Asserting that communities outside the NWT’s capital had been left “to fend for themselves,” Wong said the lodge had teamed up with the Łútsël K’é Co-op to fly in food and had “sent over all of Frontier’s remaining food to the community prior to departing.”
“We had two trips out in the East Arm when the evacuation order was issued,” added Wong, whose company operates paddling adventures, referring to a picturesque expanse of Great Slave Lake that surrounds the lodge and Łútsël K’é.
“While arranging the evacuation of his own staff and clients, Corey went above and beyond to provide logistical support and assistance to us,” Wong wrote.
“When you find yourself in a pickle while in remote, northern wilderness, there are often only a handful of folks with the experience and ability to assist. In times like these, you rely on reliable partners to be able to take care of your clients and your staff. Corey is a one-of-a-kind resource in the East Arm who will do whatever it takes to assist others.”
Speaking a day after receiving the award at a Wednesday NWT Tourism event in Yellowknife, Myers said the recognition left him “excited and so proud of the whole team.”
“I believe strongly in a strong team,” he told Cabin Radio. “That means our hardworking board of directors, all the support we get from the community of Łútsël K’é ownership, all of our partners like the GNWT, ITI, literally all our suppliers, everyone we work with, it’s all a team. We need all of that effort and help and it just means so much.”
Referring to the summer wildfire crisis, he said: “It was stressful but at the same time, everyone pulled together and it was incredible to see.
“We had some leftover food that we obviously weren’t going to need because we had cancelled our season, so we donated that to the Co-op … we were donating food for community feasts and meals. It was something we had to do. We didn’t think twice, we just did it.”
Myers said 2023 felt like a “perseverance story,” with a quarter of the season lost, after 2022 marked the most successful summer he’d seen as lodge general manager.
Now, the lodge is working on scholarship opportunities for First Nation members and the hiring of a cultural officer.
“We have such a backlog of guests who want to come that our season next year is basically full up already. We’re able to look forward and build those items that maybe got paused or were hard to do during the pandemic,” Myers said.
“We can look back after a year and three quarters of success and build from there.”
Inuvik’s Jackie Challis recognized
The recipient of NWT Tourism’s 2023 lifetime achievement award is Jackie Challis, who until recently was Inuvik’s tourism and economic development director.
In a nomination document, Challis was recognized for working “tirelessly to support economic development and tourism in the Western Arctic region and across the territory” over a 16-year span.
She is credited with helping to establish a new welcome centre in Inuvik’s Jim Koe Park, working on the town’s new welcome sign, and forming a central part of the team behind the town’s Arctic Market and annual Arctic Development Expo.
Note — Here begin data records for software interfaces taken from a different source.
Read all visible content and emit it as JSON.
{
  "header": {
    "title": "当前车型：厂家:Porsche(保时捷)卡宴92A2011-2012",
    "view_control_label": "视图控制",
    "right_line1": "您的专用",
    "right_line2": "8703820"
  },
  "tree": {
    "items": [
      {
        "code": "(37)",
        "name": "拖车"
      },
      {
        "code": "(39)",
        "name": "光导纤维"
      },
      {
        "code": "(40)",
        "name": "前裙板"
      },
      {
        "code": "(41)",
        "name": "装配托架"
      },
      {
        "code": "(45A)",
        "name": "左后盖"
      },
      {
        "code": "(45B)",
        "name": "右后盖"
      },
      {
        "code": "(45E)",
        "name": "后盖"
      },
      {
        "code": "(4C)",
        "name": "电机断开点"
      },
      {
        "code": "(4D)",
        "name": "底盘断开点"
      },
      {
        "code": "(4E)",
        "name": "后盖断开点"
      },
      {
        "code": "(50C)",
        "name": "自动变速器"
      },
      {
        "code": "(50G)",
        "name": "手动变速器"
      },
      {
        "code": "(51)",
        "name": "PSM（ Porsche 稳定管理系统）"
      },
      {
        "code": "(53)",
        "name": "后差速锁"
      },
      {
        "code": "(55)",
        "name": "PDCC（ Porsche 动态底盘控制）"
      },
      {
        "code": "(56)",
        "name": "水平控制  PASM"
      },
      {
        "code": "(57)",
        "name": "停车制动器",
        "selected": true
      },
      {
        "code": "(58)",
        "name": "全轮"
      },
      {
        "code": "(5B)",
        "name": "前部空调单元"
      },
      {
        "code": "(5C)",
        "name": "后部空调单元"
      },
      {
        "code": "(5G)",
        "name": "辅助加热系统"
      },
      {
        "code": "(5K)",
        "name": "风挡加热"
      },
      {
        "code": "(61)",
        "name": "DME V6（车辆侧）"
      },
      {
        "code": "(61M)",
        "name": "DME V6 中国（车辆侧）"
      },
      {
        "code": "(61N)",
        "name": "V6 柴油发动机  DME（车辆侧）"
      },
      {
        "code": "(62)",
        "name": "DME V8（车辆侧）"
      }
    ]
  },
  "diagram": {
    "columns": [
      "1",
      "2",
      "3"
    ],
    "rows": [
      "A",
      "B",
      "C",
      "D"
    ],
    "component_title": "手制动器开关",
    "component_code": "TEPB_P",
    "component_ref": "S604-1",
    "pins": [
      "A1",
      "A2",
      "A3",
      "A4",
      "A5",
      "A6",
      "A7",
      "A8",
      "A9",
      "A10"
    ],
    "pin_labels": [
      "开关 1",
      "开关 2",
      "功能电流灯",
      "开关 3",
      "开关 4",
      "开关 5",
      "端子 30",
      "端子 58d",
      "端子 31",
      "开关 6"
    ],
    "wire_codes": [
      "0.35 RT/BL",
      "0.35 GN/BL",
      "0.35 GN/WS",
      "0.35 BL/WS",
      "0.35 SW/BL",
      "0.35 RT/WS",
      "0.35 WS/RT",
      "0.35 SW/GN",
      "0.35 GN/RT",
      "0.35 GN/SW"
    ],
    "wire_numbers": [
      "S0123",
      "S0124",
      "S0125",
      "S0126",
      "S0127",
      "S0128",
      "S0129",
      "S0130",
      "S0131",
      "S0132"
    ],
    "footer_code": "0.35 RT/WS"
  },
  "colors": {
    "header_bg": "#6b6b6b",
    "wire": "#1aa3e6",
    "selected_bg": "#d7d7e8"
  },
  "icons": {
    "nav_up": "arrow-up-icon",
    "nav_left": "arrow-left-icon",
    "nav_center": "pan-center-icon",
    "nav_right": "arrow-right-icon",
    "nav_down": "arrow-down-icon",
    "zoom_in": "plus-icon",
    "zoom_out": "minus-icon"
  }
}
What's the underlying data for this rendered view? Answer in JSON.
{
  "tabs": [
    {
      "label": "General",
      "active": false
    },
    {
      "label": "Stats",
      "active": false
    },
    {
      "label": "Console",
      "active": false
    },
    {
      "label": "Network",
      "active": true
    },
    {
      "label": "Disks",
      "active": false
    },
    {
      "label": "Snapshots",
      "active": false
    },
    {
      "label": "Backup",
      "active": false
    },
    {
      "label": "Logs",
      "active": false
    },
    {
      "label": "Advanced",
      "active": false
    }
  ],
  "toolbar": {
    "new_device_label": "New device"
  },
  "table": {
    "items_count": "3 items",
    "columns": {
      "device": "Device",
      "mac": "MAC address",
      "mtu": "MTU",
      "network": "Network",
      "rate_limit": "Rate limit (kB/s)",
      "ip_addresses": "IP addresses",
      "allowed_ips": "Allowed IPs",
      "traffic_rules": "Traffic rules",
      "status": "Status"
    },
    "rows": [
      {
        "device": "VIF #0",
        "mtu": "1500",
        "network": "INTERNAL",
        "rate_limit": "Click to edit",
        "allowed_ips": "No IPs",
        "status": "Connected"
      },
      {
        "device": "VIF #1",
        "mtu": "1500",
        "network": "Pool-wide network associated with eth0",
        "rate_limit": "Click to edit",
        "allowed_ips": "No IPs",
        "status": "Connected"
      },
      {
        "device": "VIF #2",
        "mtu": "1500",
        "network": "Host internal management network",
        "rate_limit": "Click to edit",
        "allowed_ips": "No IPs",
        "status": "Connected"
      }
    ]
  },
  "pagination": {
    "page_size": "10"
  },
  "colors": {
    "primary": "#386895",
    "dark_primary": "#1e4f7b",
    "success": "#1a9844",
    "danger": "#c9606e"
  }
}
“Jackie’s caring, compassionate and warm personality, as well as her love of the North, have made her a wonderful professional to work with,” her nomination declared.
Though she couldn’t attend Wednesday’s ceremony, Challis wrote online that she was “extremely humbled, honoured and incredibly surprised” to discover she had received the award.
“I am truly grateful for my time serving Inuvik, the surrounding communities and the Western Arctic region,” she wrote.
“It was an honour to advocate on behalf of our residents and visitors, but more significantly it was an honour to work alongside so many talented, passionate and dedicated partners, colleagues, staff members, volunteers, community organizations and leaders.
“I am but one person in a sea of many change agents, and I feel so very fortunate to be part of that kind of movement.”
NWT Tourism’s service excellence award was presented to Cabin Radio for its coverage of the summer’s wildfires and evacuations.